> **Description of the task**:
Which lines below contain the word "JSON"? Copy each of them.

+++ Given entries +++

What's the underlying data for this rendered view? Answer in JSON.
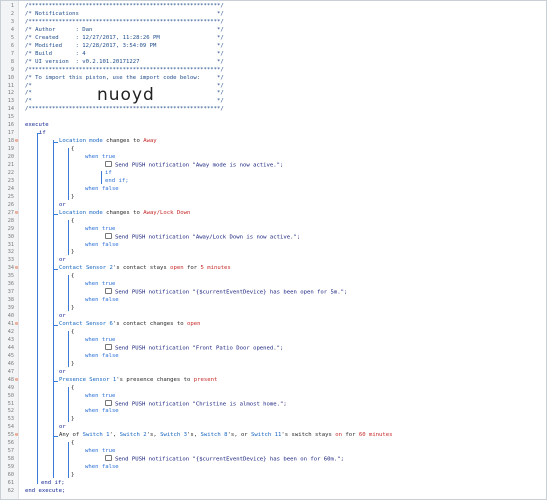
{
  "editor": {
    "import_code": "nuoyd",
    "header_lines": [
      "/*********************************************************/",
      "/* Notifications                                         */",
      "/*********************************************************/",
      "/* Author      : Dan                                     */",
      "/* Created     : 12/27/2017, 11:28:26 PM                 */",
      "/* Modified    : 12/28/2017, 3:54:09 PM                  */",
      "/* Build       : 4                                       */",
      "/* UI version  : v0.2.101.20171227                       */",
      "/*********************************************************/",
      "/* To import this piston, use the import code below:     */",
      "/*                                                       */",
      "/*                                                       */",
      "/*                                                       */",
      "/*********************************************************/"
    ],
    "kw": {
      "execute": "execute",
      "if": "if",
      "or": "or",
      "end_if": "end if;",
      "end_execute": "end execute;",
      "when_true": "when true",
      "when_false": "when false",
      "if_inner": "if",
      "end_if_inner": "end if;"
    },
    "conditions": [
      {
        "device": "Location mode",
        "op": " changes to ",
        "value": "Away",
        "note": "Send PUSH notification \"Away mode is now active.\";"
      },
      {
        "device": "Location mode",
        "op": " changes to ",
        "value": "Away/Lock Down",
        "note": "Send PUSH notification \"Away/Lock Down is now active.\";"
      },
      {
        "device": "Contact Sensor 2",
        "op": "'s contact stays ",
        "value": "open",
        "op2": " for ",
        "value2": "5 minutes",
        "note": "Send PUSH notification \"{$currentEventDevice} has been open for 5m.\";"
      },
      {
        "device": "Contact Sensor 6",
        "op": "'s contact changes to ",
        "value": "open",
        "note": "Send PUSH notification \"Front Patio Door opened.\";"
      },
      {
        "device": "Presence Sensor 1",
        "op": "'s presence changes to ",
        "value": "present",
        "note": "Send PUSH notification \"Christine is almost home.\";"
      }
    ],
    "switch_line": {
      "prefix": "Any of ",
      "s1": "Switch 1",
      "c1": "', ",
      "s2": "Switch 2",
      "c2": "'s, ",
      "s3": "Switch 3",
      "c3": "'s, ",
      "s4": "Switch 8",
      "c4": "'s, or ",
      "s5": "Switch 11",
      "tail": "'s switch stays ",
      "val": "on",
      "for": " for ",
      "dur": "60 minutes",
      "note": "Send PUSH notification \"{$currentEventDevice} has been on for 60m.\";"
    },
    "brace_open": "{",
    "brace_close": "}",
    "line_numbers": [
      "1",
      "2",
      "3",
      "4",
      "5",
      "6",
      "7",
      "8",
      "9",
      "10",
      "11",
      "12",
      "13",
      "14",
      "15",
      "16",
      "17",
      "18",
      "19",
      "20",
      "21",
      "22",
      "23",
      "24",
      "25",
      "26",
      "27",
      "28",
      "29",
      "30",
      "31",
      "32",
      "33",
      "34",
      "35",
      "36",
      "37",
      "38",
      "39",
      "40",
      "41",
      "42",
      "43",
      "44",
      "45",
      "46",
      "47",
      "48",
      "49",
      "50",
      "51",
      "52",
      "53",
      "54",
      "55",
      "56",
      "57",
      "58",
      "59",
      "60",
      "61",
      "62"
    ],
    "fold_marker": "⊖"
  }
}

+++
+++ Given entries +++

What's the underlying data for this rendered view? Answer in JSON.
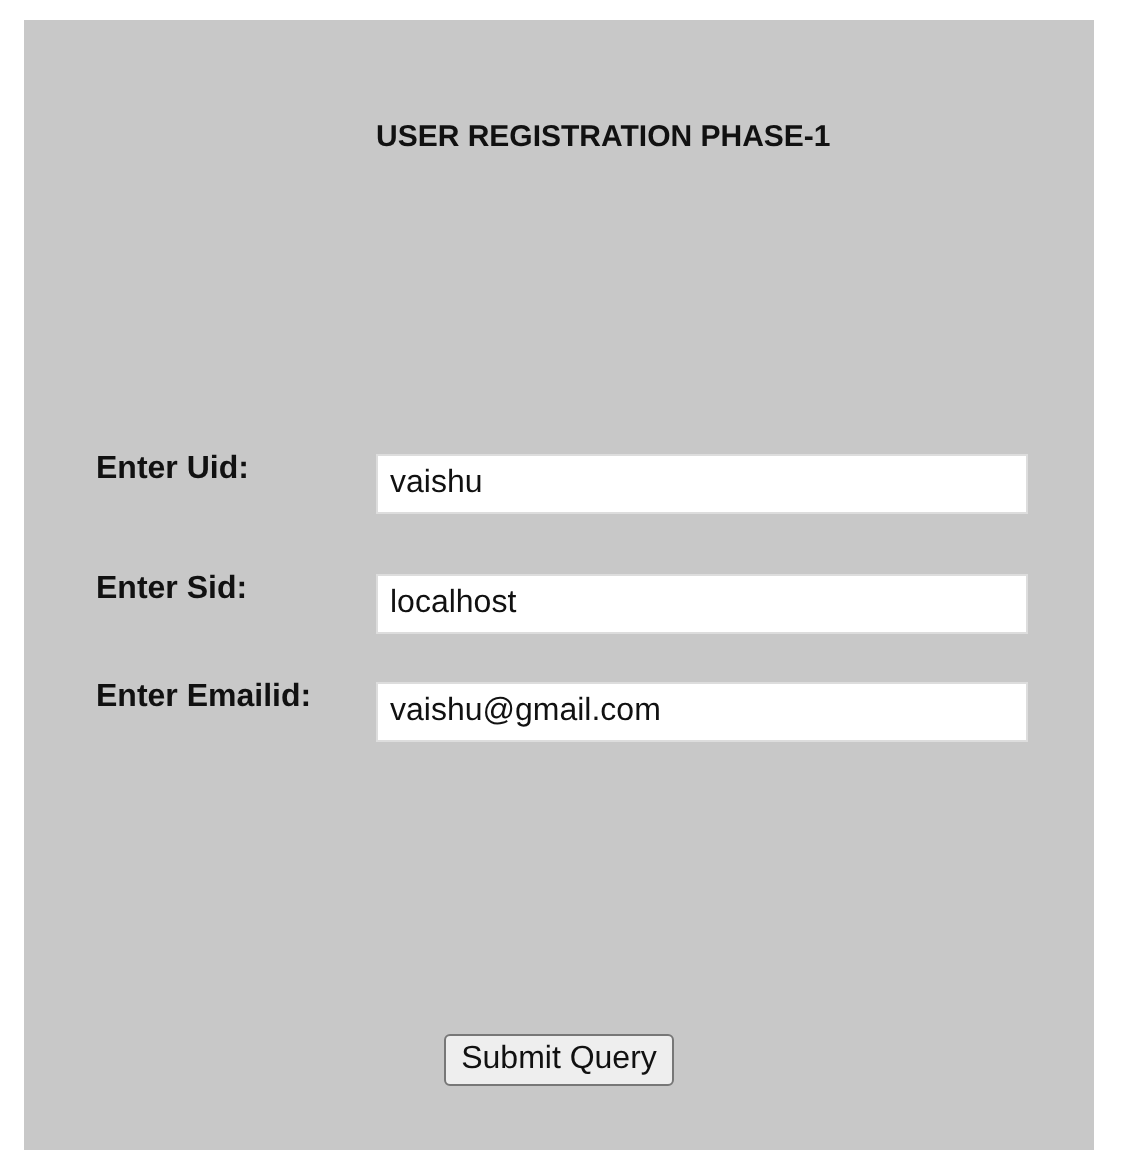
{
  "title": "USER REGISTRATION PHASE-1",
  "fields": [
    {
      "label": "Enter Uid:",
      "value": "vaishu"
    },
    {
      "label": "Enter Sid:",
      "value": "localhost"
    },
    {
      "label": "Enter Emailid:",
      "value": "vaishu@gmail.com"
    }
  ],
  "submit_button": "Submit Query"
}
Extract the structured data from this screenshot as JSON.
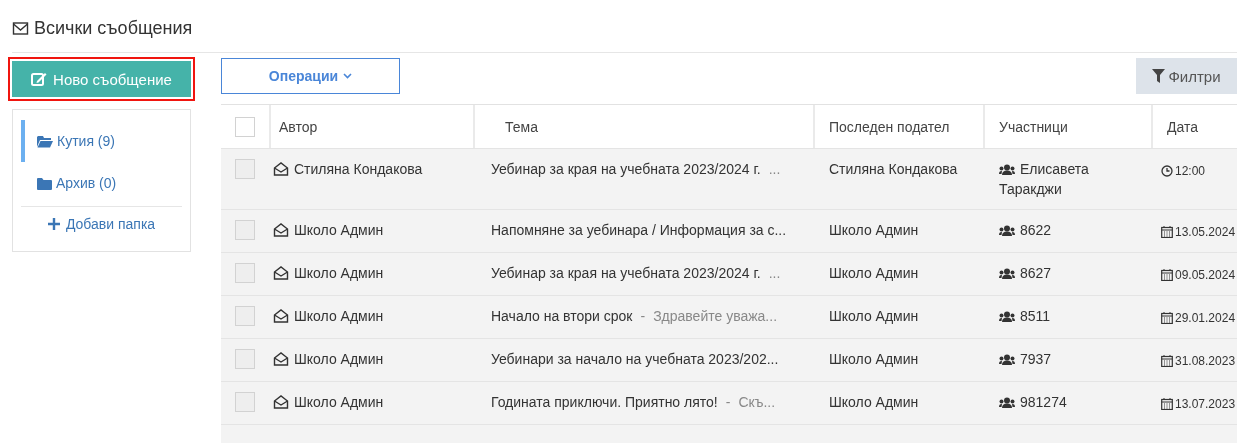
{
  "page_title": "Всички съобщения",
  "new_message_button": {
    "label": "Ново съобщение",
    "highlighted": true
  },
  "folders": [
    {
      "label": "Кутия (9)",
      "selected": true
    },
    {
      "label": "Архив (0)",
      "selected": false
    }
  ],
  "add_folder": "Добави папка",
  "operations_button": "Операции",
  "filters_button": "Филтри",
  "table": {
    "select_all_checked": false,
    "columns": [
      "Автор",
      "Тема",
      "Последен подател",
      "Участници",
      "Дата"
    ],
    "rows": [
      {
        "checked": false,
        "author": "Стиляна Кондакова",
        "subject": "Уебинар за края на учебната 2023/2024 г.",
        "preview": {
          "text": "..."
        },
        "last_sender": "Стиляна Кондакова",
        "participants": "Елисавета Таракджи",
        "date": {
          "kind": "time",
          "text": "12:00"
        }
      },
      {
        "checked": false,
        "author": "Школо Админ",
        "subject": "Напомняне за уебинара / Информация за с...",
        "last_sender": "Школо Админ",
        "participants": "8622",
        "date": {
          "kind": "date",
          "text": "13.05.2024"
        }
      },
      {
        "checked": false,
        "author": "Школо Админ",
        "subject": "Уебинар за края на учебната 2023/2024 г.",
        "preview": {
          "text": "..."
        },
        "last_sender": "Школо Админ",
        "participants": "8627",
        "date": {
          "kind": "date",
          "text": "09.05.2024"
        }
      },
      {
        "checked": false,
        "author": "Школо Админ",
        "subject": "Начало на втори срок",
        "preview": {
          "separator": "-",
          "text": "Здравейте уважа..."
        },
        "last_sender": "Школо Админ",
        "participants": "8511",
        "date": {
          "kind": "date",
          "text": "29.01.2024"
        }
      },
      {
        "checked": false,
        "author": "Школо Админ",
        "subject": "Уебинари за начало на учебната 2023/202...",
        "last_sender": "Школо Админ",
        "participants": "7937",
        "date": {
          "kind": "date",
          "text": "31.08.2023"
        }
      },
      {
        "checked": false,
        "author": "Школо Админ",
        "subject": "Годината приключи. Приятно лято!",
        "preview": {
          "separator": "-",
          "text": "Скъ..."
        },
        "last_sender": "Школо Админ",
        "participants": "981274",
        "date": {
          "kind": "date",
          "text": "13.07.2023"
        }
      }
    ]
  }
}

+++
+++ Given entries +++

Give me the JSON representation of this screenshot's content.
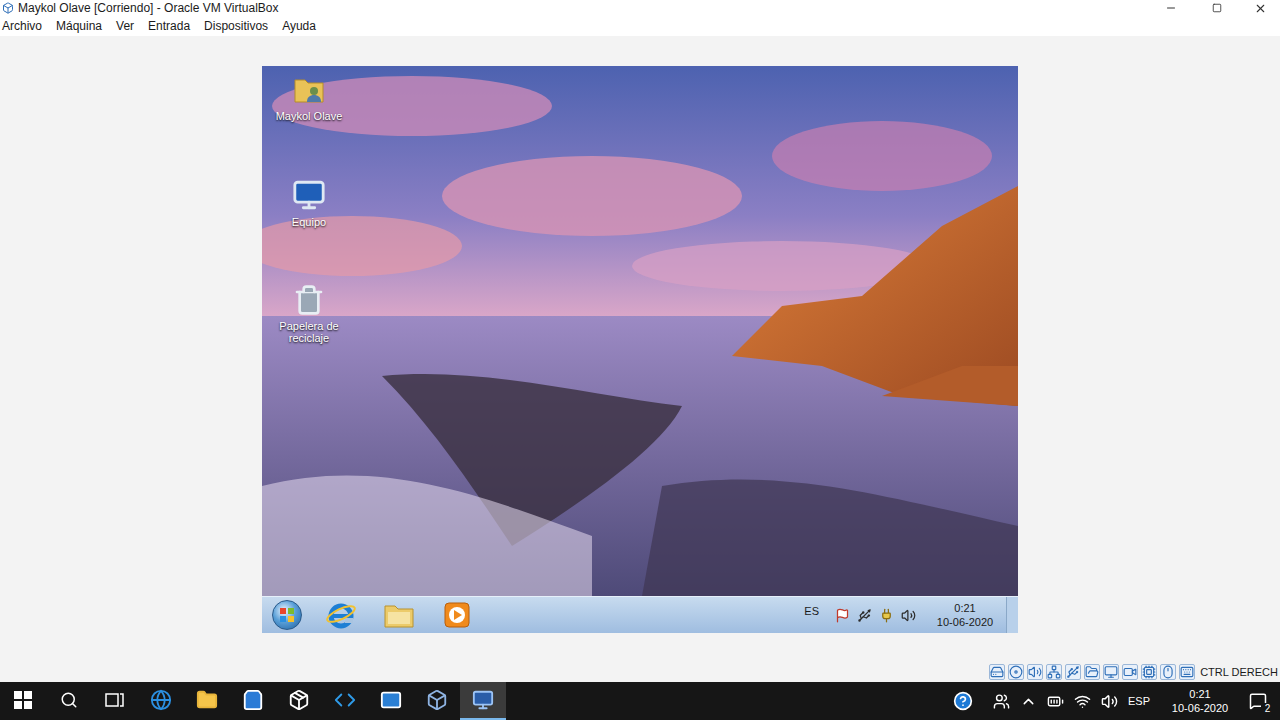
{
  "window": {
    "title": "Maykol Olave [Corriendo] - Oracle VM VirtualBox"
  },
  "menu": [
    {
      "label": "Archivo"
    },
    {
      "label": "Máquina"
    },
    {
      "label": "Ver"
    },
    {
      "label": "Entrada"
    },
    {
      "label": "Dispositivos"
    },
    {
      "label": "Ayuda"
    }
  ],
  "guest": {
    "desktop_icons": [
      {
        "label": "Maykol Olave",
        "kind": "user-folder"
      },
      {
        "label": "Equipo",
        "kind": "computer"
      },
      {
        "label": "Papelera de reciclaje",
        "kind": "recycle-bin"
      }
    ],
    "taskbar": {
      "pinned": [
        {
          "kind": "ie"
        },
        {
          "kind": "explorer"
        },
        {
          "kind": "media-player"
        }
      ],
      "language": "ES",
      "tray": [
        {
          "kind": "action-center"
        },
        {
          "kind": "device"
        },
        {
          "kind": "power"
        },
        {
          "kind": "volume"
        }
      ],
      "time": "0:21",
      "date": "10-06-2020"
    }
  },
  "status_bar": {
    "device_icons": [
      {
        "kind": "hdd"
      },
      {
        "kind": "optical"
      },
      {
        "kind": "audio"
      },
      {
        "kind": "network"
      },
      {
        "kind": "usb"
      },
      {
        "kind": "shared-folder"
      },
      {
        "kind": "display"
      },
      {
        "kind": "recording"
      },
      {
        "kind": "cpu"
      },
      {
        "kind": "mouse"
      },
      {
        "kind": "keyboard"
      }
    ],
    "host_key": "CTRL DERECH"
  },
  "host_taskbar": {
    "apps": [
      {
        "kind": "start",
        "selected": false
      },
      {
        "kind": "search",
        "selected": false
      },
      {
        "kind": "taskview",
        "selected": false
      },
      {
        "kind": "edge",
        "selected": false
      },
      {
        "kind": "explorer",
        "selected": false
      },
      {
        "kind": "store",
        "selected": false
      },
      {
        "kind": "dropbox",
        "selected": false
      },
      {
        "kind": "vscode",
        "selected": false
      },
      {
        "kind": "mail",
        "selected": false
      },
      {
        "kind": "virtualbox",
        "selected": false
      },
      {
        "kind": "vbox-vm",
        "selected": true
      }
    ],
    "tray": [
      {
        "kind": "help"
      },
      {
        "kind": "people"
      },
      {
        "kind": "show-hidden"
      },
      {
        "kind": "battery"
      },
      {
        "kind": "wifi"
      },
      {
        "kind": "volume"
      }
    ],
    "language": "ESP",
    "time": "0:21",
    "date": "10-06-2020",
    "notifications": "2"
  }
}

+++

> **Result of this exercise**:
What's the underlying data for this rendered view? Answer in JSON.
What's the underlying data for this rendered view? Answer in JSON.
Extract the structured data from this screenshot as JSON.
Give me the JSON representation of this screenshot's content.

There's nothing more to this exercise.